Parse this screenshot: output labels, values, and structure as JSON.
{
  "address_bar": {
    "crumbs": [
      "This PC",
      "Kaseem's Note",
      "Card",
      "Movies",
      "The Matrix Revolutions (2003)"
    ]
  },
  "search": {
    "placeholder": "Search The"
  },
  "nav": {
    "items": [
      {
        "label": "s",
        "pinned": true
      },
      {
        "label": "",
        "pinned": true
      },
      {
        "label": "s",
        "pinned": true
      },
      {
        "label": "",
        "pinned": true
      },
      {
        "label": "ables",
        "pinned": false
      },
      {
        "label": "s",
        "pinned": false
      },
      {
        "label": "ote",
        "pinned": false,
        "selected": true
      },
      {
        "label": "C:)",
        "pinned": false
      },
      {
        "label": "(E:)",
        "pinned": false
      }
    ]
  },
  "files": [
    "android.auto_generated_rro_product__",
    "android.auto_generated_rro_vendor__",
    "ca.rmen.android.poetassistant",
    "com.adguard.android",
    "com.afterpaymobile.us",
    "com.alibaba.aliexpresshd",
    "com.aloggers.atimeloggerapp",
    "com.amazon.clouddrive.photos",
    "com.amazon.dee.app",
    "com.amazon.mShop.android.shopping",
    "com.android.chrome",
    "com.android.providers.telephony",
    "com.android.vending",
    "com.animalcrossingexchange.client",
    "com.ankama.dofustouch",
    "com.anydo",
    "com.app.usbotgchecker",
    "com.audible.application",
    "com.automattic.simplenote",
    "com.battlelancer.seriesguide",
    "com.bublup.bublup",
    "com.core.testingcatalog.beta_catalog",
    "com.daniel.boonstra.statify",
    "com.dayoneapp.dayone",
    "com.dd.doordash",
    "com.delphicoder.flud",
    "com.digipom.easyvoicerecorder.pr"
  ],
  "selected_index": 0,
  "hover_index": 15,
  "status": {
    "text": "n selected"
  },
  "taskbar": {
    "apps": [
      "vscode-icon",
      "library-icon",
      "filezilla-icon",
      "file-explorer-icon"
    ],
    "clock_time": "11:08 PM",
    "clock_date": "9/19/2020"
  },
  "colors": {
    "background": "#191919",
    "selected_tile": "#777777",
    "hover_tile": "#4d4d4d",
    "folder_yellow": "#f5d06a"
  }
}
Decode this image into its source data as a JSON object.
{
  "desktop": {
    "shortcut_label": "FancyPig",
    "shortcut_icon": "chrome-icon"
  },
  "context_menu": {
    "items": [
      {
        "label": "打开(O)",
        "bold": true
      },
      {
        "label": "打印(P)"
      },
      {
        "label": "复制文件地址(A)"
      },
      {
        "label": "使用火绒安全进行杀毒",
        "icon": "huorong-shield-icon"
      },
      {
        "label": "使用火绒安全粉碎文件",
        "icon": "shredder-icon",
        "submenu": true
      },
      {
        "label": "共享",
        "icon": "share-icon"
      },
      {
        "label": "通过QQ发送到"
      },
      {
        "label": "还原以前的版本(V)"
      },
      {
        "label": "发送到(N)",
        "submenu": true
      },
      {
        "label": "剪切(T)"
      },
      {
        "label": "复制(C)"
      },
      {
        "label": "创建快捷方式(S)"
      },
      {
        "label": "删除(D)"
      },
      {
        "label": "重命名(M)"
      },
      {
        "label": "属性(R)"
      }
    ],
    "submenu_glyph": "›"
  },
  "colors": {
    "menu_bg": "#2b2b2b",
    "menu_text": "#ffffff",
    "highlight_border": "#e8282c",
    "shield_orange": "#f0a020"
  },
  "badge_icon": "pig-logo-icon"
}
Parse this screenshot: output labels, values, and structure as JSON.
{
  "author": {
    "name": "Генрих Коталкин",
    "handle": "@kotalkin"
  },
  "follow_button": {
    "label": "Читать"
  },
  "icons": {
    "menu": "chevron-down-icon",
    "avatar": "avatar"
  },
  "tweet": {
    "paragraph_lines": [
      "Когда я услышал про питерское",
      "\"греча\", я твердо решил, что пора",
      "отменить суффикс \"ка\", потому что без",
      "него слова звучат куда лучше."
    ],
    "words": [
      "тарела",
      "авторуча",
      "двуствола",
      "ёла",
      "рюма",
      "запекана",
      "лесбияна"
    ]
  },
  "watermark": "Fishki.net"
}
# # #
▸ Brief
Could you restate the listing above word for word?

▸ Solution for this task
Parse this screenshot: output labels, values, and structure as JSON.
{
  "address_bar": {
    "crumbs": [
      "This PC",
      "Kaseem's Note",
      "Card",
      "Movies",
      "The Matrix Revolutions (2003)"
    ]
  },
  "search": {
    "placeholder": "Search The"
  },
  "nav": {
    "items": [
      {
        "label": "s",
        "pinned": true
      },
      {
        "label": "",
        "pinned": true
      },
      {
        "label": "s",
        "pinned": true
      },
      {
        "label": "",
        "pinned": true
      },
      {
        "label": "ables",
        "pinned": false
      },
      {
        "label": "s",
        "pinned": false
      },
      {
        "label": "ote",
        "pinned": false,
        "selected": true
      },
      {
        "label": "C:)",
        "pinned": false
      },
      {
        "label": "(E:)",
        "pinned": false
      }
    ]
  },
  "files": [
    "android.auto_generated_rro_product__",
    "android.auto_generated_rro_vendor__",
    "ca.rmen.android.poetassistant",
    "com.adguard.android",
    "com.afterpaymobile.us",
    "com.alibaba.aliexpresshd",
    "com.aloggers.atimeloggerapp",
    "com.amazon.clouddrive.photos",
    "com.amazon.dee.app",
    "com.amazon.mShop.android.shopping",
    "com.android.chrome",
    "com.android.providers.telephony",
    "com.android.vending",
    "com.animalcrossingexchange.client",
    "com.ankama.dofustouch",
    "com.anydo",
    "com.app.usbotgchecker",
    "com.audible.application",
    "com.automattic.simplenote",
    "com.battlelancer.seriesguide",
    "com.bublup.bublup",
    "com.core.testingcatalog.beta_catalog",
    "com.daniel.boonstra.statify",
    "com.dayoneapp.dayone",
    "com.dd.doordash",
    "com.delphicoder.flud",
    "com.digipom.easyvoicerecorder.pr"
  ],
  "selected_index": 0,
  "hover_index": 15,
  "status": {
    "text": "n selected"
  },
  "taskbar": {
    "apps": [
      "vscode-icon",
      "library-icon",
      "filezilla-icon",
      "file-explorer-icon"
    ],
    "clock_time": "11:08 PM",
    "clock_date": "9/19/2020"
  },
  "colors": {
    "background": "#191919",
    "selected_tile": "#777777",
    "hover_tile": "#4d4d4d",
    "folder_yellow": "#f5d06a"
  }
}
Decode this image into its source data as a JSON object.
{
  "desktop": {
    "shortcut_label": "FancyPig",
    "shortcut_icon": "chrome-icon"
  },
  "context_menu": {
    "items": [
      {
        "label": "打开(O)",
        "bold": true
      },
      {
        "label": "打印(P)"
      },
      {
        "label": "复制文件地址(A)"
      },
      {
        "label": "使用火绒安全进行杀毒",
        "icon": "huorong-shield-icon"
      },
      {
        "label": "使用火绒安全粉碎文件",
        "icon": "shredder-icon",
        "submenu": true
      },
      {
        "label": "共享",
        "icon": "share-icon"
      },
      {
        "label": "通过QQ发送到"
      },
      {
        "label": "还原以前的版本(V)"
      },
      {
        "label": "发送到(N)",
        "submenu": true
      },
      {
        "label": "剪切(T)"
      },
      {
        "label": "复制(C)"
      },
      {
        "label": "创建快捷方式(S)"
      },
      {
        "label": "删除(D)"
      },
      {
        "label": "重命名(M)"
      },
      {
        "label": "属性(R)"
      }
    ],
    "submenu_glyph": "›"
  },
  "colors": {
    "menu_bg": "#2b2b2b",
    "menu_text": "#ffffff",
    "highlight_border": "#e8282c",
    "shield_orange": "#f0a020"
  },
  "badge_icon": "pig-logo-icon"
}
Parse this screenshot: output labels, values, and structure as JSON.
{
  "author": {
    "name": "Генрих Коталкин",
    "handle": "@kotalkin"
  },
  "follow_button": {
    "label": "Читать"
  },
  "icons": {
    "menu": "chevron-down-icon",
    "avatar": "avatar"
  },
  "tweet": {
    "paragraph_lines": [
      "Когда я услышал про питерское",
      "\"греча\", я твердо решил, что пора",
      "отменить суффикс \"ка\", потому что без",
      "него слова звучат куда лучше."
    ],
    "words": [
      "тарела",
      "авторуча",
      "двуствола",
      "ёла",
      "рюма",
      "запекана",
      "лесбияна"
    ]
  },
  "watermark": "Fishki.net"
}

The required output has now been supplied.